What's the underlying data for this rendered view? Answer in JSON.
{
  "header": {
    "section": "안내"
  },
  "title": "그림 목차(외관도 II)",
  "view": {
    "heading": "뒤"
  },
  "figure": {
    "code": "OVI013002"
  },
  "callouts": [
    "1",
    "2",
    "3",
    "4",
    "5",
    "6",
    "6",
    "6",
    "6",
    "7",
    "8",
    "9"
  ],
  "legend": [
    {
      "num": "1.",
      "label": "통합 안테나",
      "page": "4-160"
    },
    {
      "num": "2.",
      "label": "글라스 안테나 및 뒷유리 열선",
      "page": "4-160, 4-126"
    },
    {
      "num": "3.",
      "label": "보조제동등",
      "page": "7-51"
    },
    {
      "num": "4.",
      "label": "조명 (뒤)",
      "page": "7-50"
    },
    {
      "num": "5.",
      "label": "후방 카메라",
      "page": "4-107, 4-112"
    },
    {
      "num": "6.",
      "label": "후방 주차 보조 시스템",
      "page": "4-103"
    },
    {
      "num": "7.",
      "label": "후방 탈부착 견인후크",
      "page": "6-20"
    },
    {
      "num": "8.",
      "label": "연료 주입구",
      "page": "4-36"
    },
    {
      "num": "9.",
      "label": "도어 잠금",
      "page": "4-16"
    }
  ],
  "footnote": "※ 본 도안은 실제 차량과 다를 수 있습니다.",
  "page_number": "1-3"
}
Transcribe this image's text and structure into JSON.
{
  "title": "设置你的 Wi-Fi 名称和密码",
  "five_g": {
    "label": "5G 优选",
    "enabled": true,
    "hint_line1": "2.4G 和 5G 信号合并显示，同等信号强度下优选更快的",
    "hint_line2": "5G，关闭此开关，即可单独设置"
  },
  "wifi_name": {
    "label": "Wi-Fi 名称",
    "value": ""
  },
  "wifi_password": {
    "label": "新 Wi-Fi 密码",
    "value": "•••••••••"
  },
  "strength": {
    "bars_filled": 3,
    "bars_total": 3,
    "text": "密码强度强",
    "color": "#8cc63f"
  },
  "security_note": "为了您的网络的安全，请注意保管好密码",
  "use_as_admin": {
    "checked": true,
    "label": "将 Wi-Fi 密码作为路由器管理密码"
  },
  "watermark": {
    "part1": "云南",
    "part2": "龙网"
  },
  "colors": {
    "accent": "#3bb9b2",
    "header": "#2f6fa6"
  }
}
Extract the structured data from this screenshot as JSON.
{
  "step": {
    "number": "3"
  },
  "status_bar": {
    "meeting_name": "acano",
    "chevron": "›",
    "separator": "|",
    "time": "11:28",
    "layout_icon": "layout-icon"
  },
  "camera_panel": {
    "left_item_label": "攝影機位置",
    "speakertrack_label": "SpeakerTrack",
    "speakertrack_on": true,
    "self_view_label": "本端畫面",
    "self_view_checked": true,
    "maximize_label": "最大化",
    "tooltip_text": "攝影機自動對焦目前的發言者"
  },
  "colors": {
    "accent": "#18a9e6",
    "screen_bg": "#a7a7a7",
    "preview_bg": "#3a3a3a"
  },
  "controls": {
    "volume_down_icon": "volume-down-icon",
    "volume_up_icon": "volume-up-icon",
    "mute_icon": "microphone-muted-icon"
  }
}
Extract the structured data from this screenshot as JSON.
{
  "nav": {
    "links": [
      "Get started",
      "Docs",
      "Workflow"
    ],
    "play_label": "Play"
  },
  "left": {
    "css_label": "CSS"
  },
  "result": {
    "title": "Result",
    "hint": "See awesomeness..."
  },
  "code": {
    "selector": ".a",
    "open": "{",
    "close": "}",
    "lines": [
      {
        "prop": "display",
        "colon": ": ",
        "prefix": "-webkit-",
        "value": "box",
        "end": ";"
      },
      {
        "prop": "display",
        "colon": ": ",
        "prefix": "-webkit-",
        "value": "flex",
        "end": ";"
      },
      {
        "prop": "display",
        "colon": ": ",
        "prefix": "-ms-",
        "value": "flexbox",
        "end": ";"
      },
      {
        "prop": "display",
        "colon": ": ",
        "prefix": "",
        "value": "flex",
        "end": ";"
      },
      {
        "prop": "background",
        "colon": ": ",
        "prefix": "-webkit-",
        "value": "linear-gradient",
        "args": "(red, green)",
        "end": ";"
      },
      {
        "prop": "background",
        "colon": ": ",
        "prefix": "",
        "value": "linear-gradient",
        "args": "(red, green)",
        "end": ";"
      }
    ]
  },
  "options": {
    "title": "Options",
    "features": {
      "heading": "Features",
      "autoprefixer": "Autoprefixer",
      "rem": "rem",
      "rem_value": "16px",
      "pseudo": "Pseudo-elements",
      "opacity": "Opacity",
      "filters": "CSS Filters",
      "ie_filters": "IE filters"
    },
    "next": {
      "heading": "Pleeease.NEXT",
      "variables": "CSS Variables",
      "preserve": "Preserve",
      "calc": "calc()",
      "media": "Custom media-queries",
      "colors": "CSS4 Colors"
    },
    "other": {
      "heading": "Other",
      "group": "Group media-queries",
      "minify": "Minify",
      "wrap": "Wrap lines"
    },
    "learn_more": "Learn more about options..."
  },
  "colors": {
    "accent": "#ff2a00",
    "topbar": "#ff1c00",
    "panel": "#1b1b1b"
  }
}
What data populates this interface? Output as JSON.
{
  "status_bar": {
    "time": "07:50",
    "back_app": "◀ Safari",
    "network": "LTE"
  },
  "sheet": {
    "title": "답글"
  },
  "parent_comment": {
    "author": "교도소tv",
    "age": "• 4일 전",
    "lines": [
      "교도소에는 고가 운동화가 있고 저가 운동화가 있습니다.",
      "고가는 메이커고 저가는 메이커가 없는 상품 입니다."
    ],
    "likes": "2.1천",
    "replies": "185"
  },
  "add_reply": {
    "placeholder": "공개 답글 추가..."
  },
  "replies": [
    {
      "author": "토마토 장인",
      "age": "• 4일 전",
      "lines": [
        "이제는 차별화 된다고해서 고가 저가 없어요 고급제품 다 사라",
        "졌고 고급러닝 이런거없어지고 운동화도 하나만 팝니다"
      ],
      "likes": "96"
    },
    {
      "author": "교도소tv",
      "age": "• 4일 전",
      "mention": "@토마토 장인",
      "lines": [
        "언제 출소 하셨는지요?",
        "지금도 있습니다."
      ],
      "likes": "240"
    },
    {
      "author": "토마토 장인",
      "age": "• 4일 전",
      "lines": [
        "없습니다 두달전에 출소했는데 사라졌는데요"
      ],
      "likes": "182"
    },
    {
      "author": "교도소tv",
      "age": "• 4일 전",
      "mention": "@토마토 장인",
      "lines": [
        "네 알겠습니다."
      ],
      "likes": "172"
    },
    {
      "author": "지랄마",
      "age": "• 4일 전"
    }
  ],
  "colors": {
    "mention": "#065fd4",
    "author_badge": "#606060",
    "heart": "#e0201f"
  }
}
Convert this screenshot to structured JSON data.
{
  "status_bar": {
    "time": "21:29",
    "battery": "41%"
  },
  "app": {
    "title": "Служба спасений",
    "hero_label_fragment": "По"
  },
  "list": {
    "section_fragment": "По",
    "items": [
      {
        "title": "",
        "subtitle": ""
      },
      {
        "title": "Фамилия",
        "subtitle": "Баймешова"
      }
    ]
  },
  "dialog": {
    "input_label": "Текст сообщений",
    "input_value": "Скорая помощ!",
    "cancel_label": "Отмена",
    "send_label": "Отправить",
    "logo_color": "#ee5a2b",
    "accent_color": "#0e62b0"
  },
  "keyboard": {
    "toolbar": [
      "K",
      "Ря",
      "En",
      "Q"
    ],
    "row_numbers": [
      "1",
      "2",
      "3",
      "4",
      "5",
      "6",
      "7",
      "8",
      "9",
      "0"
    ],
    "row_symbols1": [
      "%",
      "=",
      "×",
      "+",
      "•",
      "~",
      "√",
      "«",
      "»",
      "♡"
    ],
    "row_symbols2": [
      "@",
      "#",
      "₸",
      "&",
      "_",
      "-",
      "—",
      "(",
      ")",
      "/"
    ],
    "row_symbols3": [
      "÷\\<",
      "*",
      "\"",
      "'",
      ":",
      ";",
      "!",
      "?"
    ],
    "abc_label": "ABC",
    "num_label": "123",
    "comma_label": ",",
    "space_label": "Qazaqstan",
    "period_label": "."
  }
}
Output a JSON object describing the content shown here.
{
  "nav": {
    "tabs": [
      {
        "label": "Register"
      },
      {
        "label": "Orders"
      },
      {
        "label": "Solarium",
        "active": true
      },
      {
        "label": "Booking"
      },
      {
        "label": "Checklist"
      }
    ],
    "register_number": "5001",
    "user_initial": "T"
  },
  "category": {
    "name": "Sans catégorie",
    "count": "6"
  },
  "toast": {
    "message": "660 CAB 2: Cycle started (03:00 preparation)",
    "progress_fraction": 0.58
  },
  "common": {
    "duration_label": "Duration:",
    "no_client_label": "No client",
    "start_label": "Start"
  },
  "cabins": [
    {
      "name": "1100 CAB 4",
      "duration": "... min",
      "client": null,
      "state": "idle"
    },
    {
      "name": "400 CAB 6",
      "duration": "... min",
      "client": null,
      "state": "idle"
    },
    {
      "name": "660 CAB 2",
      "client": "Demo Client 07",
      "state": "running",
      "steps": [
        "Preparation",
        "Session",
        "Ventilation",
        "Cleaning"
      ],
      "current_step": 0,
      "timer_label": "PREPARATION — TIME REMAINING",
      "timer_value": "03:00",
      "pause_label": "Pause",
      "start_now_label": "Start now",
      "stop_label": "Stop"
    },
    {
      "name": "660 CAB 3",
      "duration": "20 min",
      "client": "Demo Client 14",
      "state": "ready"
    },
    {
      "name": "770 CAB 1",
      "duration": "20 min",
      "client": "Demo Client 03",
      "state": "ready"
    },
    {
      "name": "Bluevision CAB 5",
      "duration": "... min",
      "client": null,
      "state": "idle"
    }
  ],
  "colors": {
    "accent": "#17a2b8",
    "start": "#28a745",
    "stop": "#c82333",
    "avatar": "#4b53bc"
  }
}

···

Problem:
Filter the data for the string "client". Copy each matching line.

Response:
    "no_client_label": "No client",
      "client": null,
      "client": null,
      "client": "Demo Client 07",
      "client": "Demo Client 14",
      "client": "Demo Client 03",
      "client": null,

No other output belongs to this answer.